Records from a dataset:

────────────────────

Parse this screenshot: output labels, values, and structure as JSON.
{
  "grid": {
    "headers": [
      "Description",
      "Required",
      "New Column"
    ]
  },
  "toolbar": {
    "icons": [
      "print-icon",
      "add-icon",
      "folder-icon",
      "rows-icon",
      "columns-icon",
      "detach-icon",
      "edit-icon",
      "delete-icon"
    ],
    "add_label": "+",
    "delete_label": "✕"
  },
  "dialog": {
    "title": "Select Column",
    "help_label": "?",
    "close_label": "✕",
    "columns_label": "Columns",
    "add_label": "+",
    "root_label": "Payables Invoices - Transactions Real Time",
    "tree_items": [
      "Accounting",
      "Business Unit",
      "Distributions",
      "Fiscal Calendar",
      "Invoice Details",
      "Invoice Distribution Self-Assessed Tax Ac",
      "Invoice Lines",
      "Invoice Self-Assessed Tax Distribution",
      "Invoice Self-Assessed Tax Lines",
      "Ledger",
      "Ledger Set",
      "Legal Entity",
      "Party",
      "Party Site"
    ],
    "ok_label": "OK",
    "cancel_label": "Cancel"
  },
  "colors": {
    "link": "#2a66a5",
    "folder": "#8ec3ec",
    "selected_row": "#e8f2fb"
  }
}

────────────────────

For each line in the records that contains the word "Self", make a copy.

      "Invoice Distribution Self-Assessed Tax Ac",
      "Invoice Self-Assessed Tax Distribution",
      "Invoice Self-Assessed Tax Lines",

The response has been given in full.